Inequities Based on Sex, Race/Ethnicity and Age Detected in Blood Donation and Transfusion Trials
Julie Silver, MD, and colleagues found that despite the FDA's guidance regarding reporting requirements, researchers frequently fail to report complete demographics of blood donation and blood transfusion trial participants, and females, most racial/ethnic groups, and older adults are sometimes substantially underrepresented.
- This study examined participation in interventional blood donation and blood transfusion clinical trials by comparing the sex, race, ethnicity, and age of participants to the overall U.S. population
- Females and males were equally represented in blood transfusion trials, but in blood donation trials, females were substantially underrepresented (29%)
- Inclusion rates of multiple racial and ethnic groups was consistently low in both types of trials, especially when various diagnostic categories were considered
- Of 24 blood transfusion trials that enrolled adults, only two (8%) reported participation of individuals ages 65 and older
- Patient-focused studies should explore barriers to participation and interventions that might guide equitable enrollment in future trials
Blood transfusion is a life-saving therapy that depends on the altruistic actions of donors. People belonging to racially/ethnically underrepresented groups accounted for almost 20% of blood donations in 2019, according to research published in Transfusion.
Now, researchers at Massachusetts General Hospital have explored the demographics of participants involved in blood donation and blood transfusion clinical trials. They found various groups have been substantially underrepresented, including females, many racial/ethnic groups, and older adults.

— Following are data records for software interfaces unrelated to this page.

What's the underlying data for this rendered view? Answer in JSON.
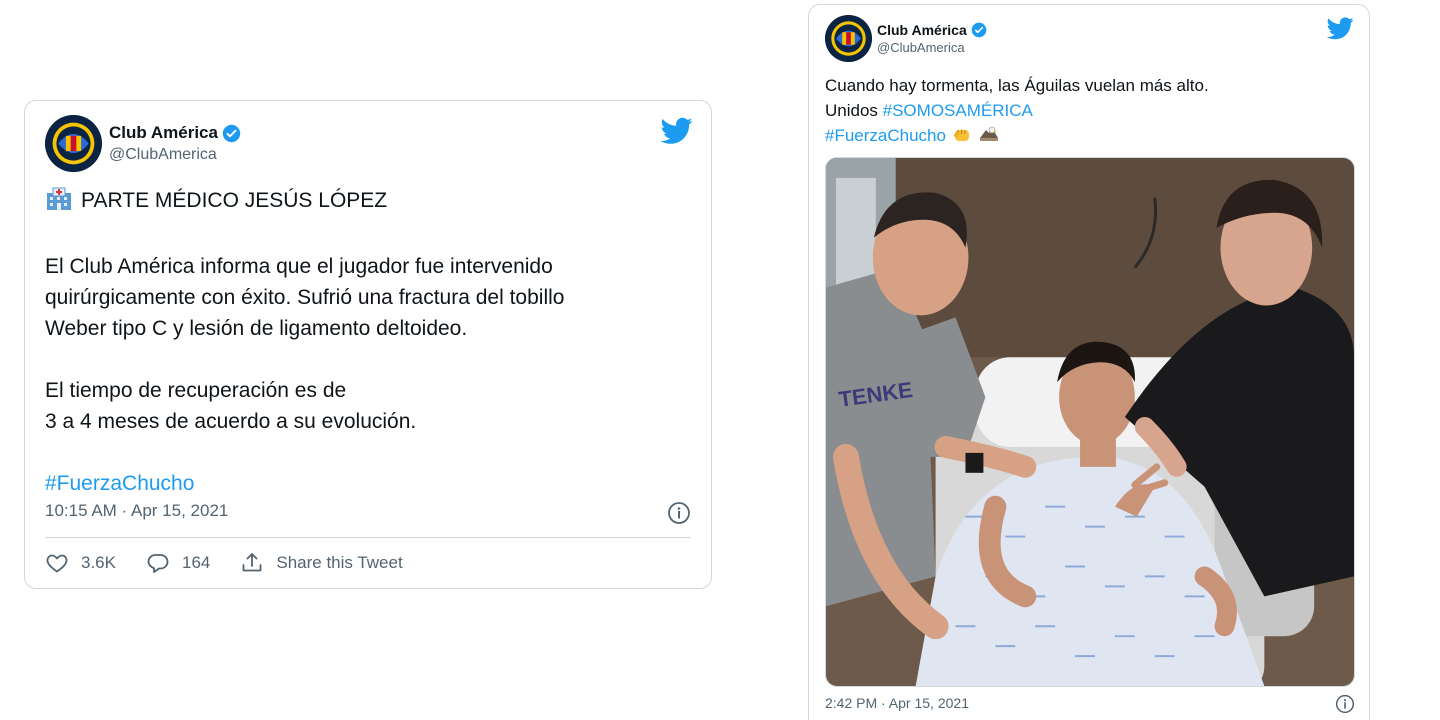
{
  "tweet1": {
    "display_name": "Club América",
    "handle": "@ClubAmerica",
    "lines": [
      "PARTE MÉDICO JESÚS LÓPEZ",
      "El Club América informa que el jugador fue intervenido",
      "quirúrgicamente con éxito. Sufrió una fractura del tobillo",
      "Weber tipo C y lesión de ligamento deltoideo.",
      "El tiempo de recuperación es de",
      "3 a 4 meses de acuerdo a su evolución."
    ],
    "hashtag": "#FuerzaChucho",
    "timestamp": "10:15 AM · Apr 15, 2021",
    "likes": "3.6K",
    "replies": "164",
    "share_label": "Share this Tweet"
  },
  "tweet2": {
    "display_name": "Club América",
    "handle": "@ClubAmerica",
    "line1": "Cuando hay tormenta, las Águilas vuelan más alto.",
    "line2_prefix": "Unidos ",
    "hashtag_1": "#SOMOSAMÉRICA",
    "hashtag_2": "#FuerzaChucho",
    "timestamp": "2:42 PM · Apr 15, 2021"
  },
  "icons": {
    "verified": "verified-badge-icon",
    "twitter": "twitter-bird-icon",
    "info": "info-icon",
    "like": "heart-icon",
    "reply": "reply-icon",
    "share": "share-icon",
    "hospital": "hospital-emoji",
    "fist": "fist-emoji",
    "eagle": "eagle-emoji"
  },
  "colors": {
    "link": "#1d9bf0",
    "text": "#0f1419",
    "secondary": "#536471",
    "border": "#cfd9de",
    "brand_navy": "#0c2444"
  }
}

Julie K. Silver, MD, physiatrist at Spaulding Rehabilitation Hospital and associate professor/associate chair in the Department of Physical Medicine and Rehabilitation at Harvard Medical School, and colleagues present the details in Transfusion and Apheresis Science.
On January 19, 2022, a single author searched Clinicaltrials.gov for records of U.S. pediatric and adult interventional trials that contained the term blood donation, blood donors or blood transfusion.
The analysis included seven blood donation trials (n=24,707) and 31 blood transfusion trials (n=9,500), all undertaken between July 2003 and August 2020:
- All blood donation trials reported sex and age, but only 71% reported race, and only 42% reported ethnicity
- All blood transfusion trials reported age, and 97% reported sex, but only 52% reported race, and only 39% reported ethnicity
21,987 of the participants in blood donation trials were enrolled in a single trial that did not report sex. When sex data on the other 2,720 participants were compared with 2019 U.S. Census data, women were substantially underrepresented (29% despite being 50% of the general population).
Females and males were equally represented in blood transfusion trials.
In both types of trials, Hispanic/Latino/a/x people accounted for 8% of participants but were 18% of the general population in 2019. There were consistently low rates of enrollment (<3%) for Native Hawaiian/Other Pacific Islander and American Indian/Alaska Native participants, regardless of age group.
Twenty-four transfusion trials enrolled adults or both adults and children/adolescents. Still, only two (8%) included patients ages 65 and older, even though they are more likely than other age groups to require blood transfusions.
White individuals were 73% of the general population in 2019 but accounted for 88% of participants in blood transfusion trials focused on cardiac disease/procedures and 82% in those focused on thrombocytopenia. These observations are particularly salient given that hypertension, obesity, and diabetes disproportionately affect non-Hispanic Black/African American and Hispanic/Latino/a/x individuals.
More encouragingly, children/adolescents comprised 45% of participants in blood transfusion trials focused on sickle cell anemia, and 95% of participants of any age were Black/African American. However, Hispanic/Latino/a/x individuals were remarkably underrepresented in sickle cell anemia trials — 3% despite comprising 10% to 15% of U.S. individuals with this condition.
Demographic information is incomplete in blood donation and transfusion trials even though the FDA requests this data and recommends a standardized approach for collection and reporting. Patient-focused studies should explore barriers to participation and interventions that might increase trial enrollment by underrepresented groups.
- 29% of blood donation trial participants were female
- 88% of participants in blood transfusion trials focused on cardiac disease/procedures were White
- 8% of blood transfusion trials included adults ages 65 and older